About this task — Each line below that carries the string "desc" must appear in the answer.
[Opening Task inputs section]
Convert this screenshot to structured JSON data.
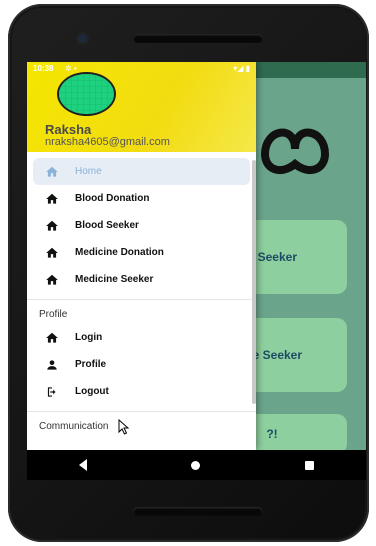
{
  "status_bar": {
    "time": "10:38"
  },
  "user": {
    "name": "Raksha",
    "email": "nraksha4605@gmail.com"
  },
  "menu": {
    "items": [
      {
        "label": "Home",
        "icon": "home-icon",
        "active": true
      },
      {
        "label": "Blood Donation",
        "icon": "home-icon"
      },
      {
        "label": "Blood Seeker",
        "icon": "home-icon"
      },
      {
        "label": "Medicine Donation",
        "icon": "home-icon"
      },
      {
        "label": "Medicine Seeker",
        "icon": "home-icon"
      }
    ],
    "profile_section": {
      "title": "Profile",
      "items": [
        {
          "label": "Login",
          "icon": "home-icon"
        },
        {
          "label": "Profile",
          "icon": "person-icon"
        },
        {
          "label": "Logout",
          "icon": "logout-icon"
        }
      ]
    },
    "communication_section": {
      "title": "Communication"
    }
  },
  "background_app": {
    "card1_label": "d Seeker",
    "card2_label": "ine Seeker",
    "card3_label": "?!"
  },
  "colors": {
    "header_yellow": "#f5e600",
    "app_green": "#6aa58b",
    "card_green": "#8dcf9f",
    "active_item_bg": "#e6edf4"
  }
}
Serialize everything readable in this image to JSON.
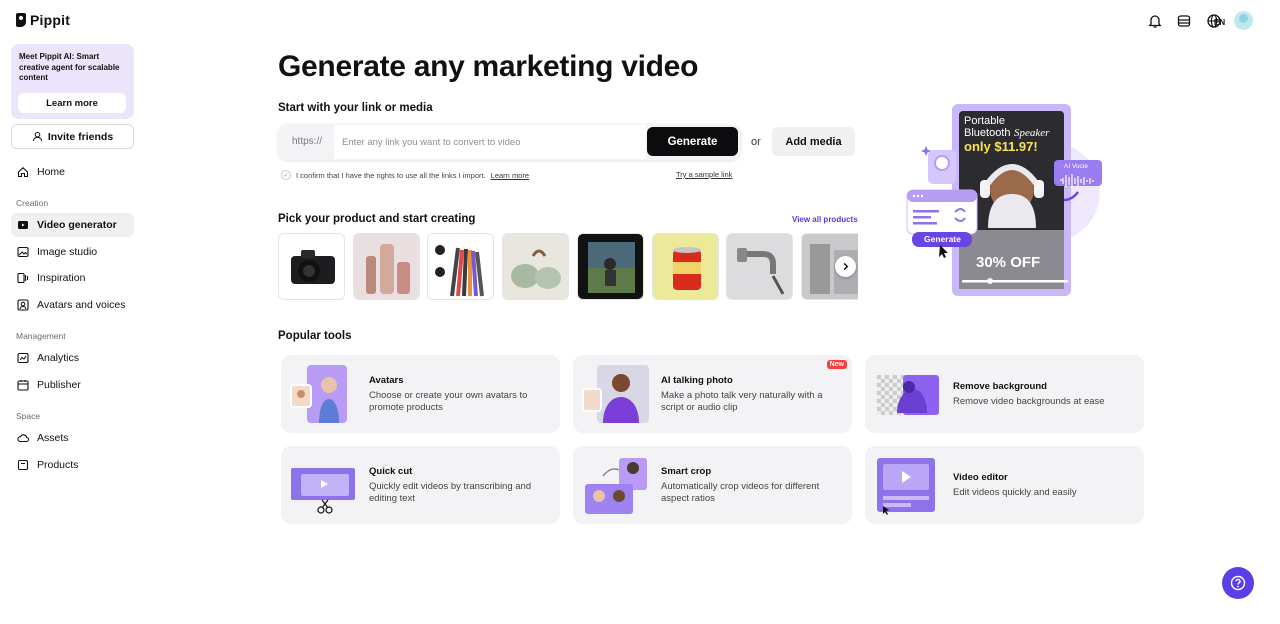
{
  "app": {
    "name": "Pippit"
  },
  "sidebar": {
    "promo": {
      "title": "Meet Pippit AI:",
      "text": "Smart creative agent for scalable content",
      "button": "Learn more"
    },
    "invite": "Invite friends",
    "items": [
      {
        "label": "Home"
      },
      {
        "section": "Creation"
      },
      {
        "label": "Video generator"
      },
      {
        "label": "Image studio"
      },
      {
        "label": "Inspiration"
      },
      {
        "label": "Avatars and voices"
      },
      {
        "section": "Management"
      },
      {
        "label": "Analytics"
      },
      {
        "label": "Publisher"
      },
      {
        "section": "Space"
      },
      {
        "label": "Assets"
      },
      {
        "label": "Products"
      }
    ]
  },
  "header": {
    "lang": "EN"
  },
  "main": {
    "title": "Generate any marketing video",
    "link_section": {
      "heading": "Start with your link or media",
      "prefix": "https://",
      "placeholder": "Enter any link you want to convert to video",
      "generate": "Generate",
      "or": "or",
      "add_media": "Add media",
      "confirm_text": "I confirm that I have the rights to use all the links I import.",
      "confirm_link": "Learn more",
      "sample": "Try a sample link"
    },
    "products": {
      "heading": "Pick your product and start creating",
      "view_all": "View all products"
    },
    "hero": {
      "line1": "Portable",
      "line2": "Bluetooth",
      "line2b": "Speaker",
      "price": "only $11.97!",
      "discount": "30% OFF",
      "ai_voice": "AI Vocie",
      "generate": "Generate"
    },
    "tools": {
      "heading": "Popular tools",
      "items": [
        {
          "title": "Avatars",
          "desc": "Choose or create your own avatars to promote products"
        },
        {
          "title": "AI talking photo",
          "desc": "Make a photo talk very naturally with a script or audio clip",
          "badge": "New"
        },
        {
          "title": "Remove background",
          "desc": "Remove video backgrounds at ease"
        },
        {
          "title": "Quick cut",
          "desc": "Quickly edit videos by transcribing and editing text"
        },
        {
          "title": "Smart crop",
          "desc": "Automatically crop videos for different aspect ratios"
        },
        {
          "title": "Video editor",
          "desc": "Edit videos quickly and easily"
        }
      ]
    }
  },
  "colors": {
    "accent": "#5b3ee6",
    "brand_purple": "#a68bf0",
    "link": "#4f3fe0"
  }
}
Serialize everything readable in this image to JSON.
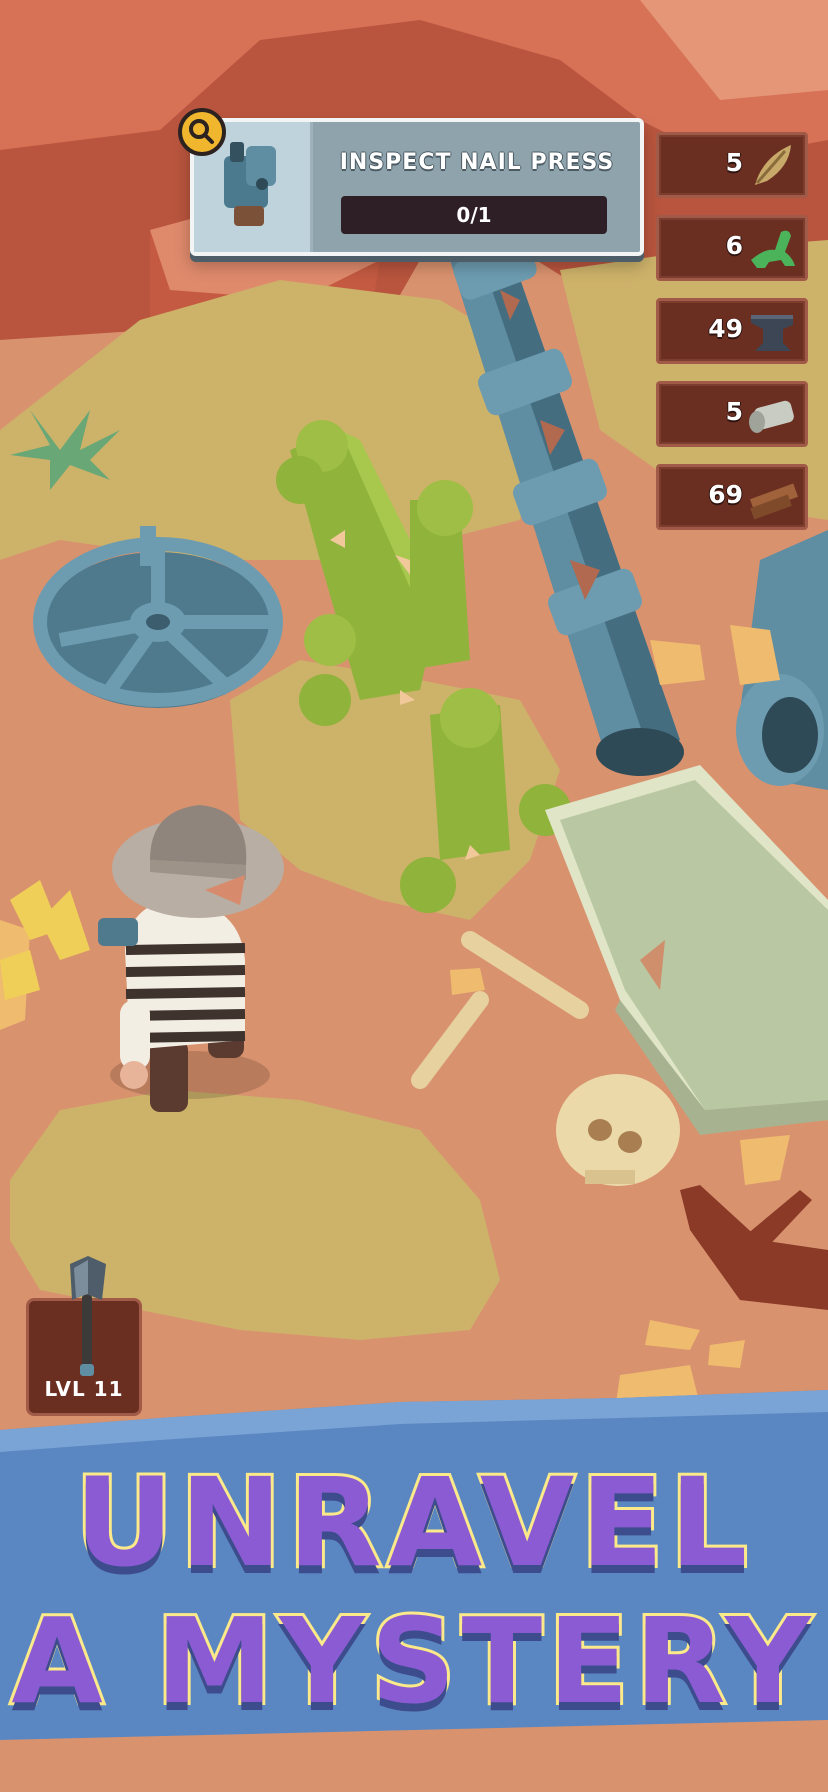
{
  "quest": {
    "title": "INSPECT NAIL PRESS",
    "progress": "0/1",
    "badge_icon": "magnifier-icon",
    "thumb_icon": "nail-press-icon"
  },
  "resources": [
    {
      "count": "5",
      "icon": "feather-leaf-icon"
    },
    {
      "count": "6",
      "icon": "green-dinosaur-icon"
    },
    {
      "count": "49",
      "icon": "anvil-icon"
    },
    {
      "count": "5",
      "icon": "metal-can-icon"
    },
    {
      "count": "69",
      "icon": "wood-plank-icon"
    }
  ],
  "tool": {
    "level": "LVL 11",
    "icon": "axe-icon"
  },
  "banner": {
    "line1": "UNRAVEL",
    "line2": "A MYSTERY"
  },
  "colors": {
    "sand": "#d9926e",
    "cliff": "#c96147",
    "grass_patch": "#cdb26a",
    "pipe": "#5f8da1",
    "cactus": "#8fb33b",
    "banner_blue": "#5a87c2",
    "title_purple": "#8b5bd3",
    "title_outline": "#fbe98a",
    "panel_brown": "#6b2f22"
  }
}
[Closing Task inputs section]
Answer to the exercise —
          "desc": "Choose or create your own avatars to promote products"
          "desc": "Make a photo talk very naturally with a script or audio clip",
          "desc": "Remove video backgrounds at ease"
          "desc": "Quickly edit videos by transcribing and editing text"
          "desc": "Automatically crop videos for different aspect ratios"
          "desc": "Edit videos quickly and easily"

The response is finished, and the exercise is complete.